Now the fantasy figures that I've collected since 1981 range from old Citadels, through the odd Grenadier piece, with some complete unknowns thrown in - and a few Prince August home moulds, right up to some more recent Hasslefree miniatures (they are so good).
I think the whole damned collection got into this game...(not quite sure how Elric of Melnibone and Stormbringer snuck into the pic there...)
Despite the fact that i like to take the p**s out of modern fantasy tropes (Game of
- Dragon Rampant offers some lovely game turn sequencing, and yes, we have probably seen some of the mechanisms elsewhere, but it really works (and, key to all my endeavors, it can readily be hacked for other genres and periods - I am thinking westerns, superheroes, star wars skirmishes etc.).
- My only gripe was rolling 'buckets' of 12xd6 - after having gotten used to single polyhedrals with the 'Field of Battle' family, but that's minor (and I'm sure someone can work out the probabilities).
- It's unit activation - so balance the chance of activating more 'likely to go' units first with when you need to take advantage of the momentum you've gained somewhere else on the battlefield. There are similarities with the FUBAR family of rolled activations, but it's appeared in many places.
- A 'courage' rating enables a unit to take punishment, without breaking, whilst the difference between dice roll and rating - taking existing casualties into account, can dictate whether the unit recovers, stands, or runs - hence some units are 'glass hammers' who inflict casualties early but have minimal staying power (my bloody orcs, I'm lookin' at you!).
- Characters can act effectively as 'units' in terms of hit points (this is an homage to the original chainmail and D&D here I think).
- Missing your chosen activation means that initiative is handed to the other side.
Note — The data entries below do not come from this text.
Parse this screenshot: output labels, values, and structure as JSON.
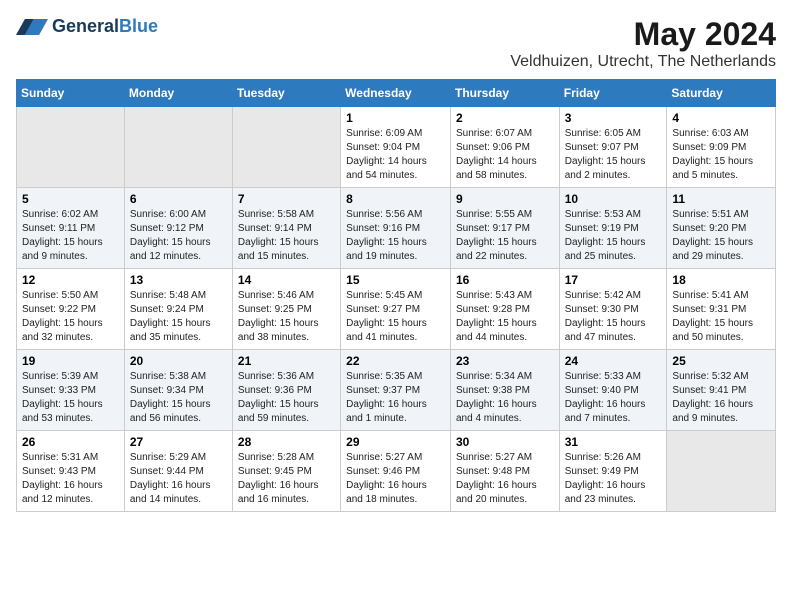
{
  "logo": {
    "general": "General",
    "blue": "Blue"
  },
  "title": "May 2024",
  "subtitle": "Veldhuizen, Utrecht, The Netherlands",
  "days_of_week": [
    "Sunday",
    "Monday",
    "Tuesday",
    "Wednesday",
    "Thursday",
    "Friday",
    "Saturday"
  ],
  "weeks": [
    [
      {
        "day": "",
        "info": ""
      },
      {
        "day": "",
        "info": ""
      },
      {
        "day": "",
        "info": ""
      },
      {
        "day": "1",
        "info": "Sunrise: 6:09 AM\nSunset: 9:04 PM\nDaylight: 14 hours and 54 minutes."
      },
      {
        "day": "2",
        "info": "Sunrise: 6:07 AM\nSunset: 9:06 PM\nDaylight: 14 hours and 58 minutes."
      },
      {
        "day": "3",
        "info": "Sunrise: 6:05 AM\nSunset: 9:07 PM\nDaylight: 15 hours and 2 minutes."
      },
      {
        "day": "4",
        "info": "Sunrise: 6:03 AM\nSunset: 9:09 PM\nDaylight: 15 hours and 5 minutes."
      }
    ],
    [
      {
        "day": "5",
        "info": "Sunrise: 6:02 AM\nSunset: 9:11 PM\nDaylight: 15 hours and 9 minutes."
      },
      {
        "day": "6",
        "info": "Sunrise: 6:00 AM\nSunset: 9:12 PM\nDaylight: 15 hours and 12 minutes."
      },
      {
        "day": "7",
        "info": "Sunrise: 5:58 AM\nSunset: 9:14 PM\nDaylight: 15 hours and 15 minutes."
      },
      {
        "day": "8",
        "info": "Sunrise: 5:56 AM\nSunset: 9:16 PM\nDaylight: 15 hours and 19 minutes."
      },
      {
        "day": "9",
        "info": "Sunrise: 5:55 AM\nSunset: 9:17 PM\nDaylight: 15 hours and 22 minutes."
      },
      {
        "day": "10",
        "info": "Sunrise: 5:53 AM\nSunset: 9:19 PM\nDaylight: 15 hours and 25 minutes."
      },
      {
        "day": "11",
        "info": "Sunrise: 5:51 AM\nSunset: 9:20 PM\nDaylight: 15 hours and 29 minutes."
      }
    ],
    [
      {
        "day": "12",
        "info": "Sunrise: 5:50 AM\nSunset: 9:22 PM\nDaylight: 15 hours and 32 minutes."
      },
      {
        "day": "13",
        "info": "Sunrise: 5:48 AM\nSunset: 9:24 PM\nDaylight: 15 hours and 35 minutes."
      },
      {
        "day": "14",
        "info": "Sunrise: 5:46 AM\nSunset: 9:25 PM\nDaylight: 15 hours and 38 minutes."
      },
      {
        "day": "15",
        "info": "Sunrise: 5:45 AM\nSunset: 9:27 PM\nDaylight: 15 hours and 41 minutes."
      },
      {
        "day": "16",
        "info": "Sunrise: 5:43 AM\nSunset: 9:28 PM\nDaylight: 15 hours and 44 minutes."
      },
      {
        "day": "17",
        "info": "Sunrise: 5:42 AM\nSunset: 9:30 PM\nDaylight: 15 hours and 47 minutes."
      },
      {
        "day": "18",
        "info": "Sunrise: 5:41 AM\nSunset: 9:31 PM\nDaylight: 15 hours and 50 minutes."
      }
    ],
    [
      {
        "day": "19",
        "info": "Sunrise: 5:39 AM\nSunset: 9:33 PM\nDaylight: 15 hours and 53 minutes."
      },
      {
        "day": "20",
        "info": "Sunrise: 5:38 AM\nSunset: 9:34 PM\nDaylight: 15 hours and 56 minutes."
      },
      {
        "day": "21",
        "info": "Sunrise: 5:36 AM\nSunset: 9:36 PM\nDaylight: 15 hours and 59 minutes."
      },
      {
        "day": "22",
        "info": "Sunrise: 5:35 AM\nSunset: 9:37 PM\nDaylight: 16 hours and 1 minute."
      },
      {
        "day": "23",
        "info": "Sunrise: 5:34 AM\nSunset: 9:38 PM\nDaylight: 16 hours and 4 minutes."
      },
      {
        "day": "24",
        "info": "Sunrise: 5:33 AM\nSunset: 9:40 PM\nDaylight: 16 hours and 7 minutes."
      },
      {
        "day": "25",
        "info": "Sunrise: 5:32 AM\nSunset: 9:41 PM\nDaylight: 16 hours and 9 minutes."
      }
    ],
    [
      {
        "day": "26",
        "info": "Sunrise: 5:31 AM\nSunset: 9:43 PM\nDaylight: 16 hours and 12 minutes."
      },
      {
        "day": "27",
        "info": "Sunrise: 5:29 AM\nSunset: 9:44 PM\nDaylight: 16 hours and 14 minutes."
      },
      {
        "day": "28",
        "info": "Sunrise: 5:28 AM\nSunset: 9:45 PM\nDaylight: 16 hours and 16 minutes."
      },
      {
        "day": "29",
        "info": "Sunrise: 5:27 AM\nSunset: 9:46 PM\nDaylight: 16 hours and 18 minutes."
      },
      {
        "day": "30",
        "info": "Sunrise: 5:27 AM\nSunset: 9:48 PM\nDaylight: 16 hours and 20 minutes."
      },
      {
        "day": "31",
        "info": "Sunrise: 5:26 AM\nSunset: 9:49 PM\nDaylight: 16 hours and 23 minutes."
      },
      {
        "day": "",
        "info": ""
      }
    ]
  ]
}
This has real potential for modern games and a lot of work has been done on this at the 'Numbers, Wargames & Arsing About' blog. There are similarities with 'song of' systems without the push gamble.
- You start with 12d6 until you hit half hit points, then it's 6d6. We did find that the only concern was picking up the 12 dice again, but keep them in a box and use it only for that I guess (plus, we like to complain about d6 at this blog ;) )
- There's no insistence on movement or flanking or angles or bullsh**t. It's not that style of game. There's a 3" cohesion rule. That's about it (see modern applications again).
- Wizards can really screw up your day! NO, I mean really.
Death knights types - hard to kill.
leaderEvil Overlord - no wait - he costs too many points...
And in the blue corner...
...as a lone stranger watches from a nearby hilltop, clearly concerned that her figure was left out of the battle. But that, is another tale.
Lord Boyit Stark and Lady Stairsan Bannister will star in the next financially centred episode of Dragon Rampant...A Game of Loans.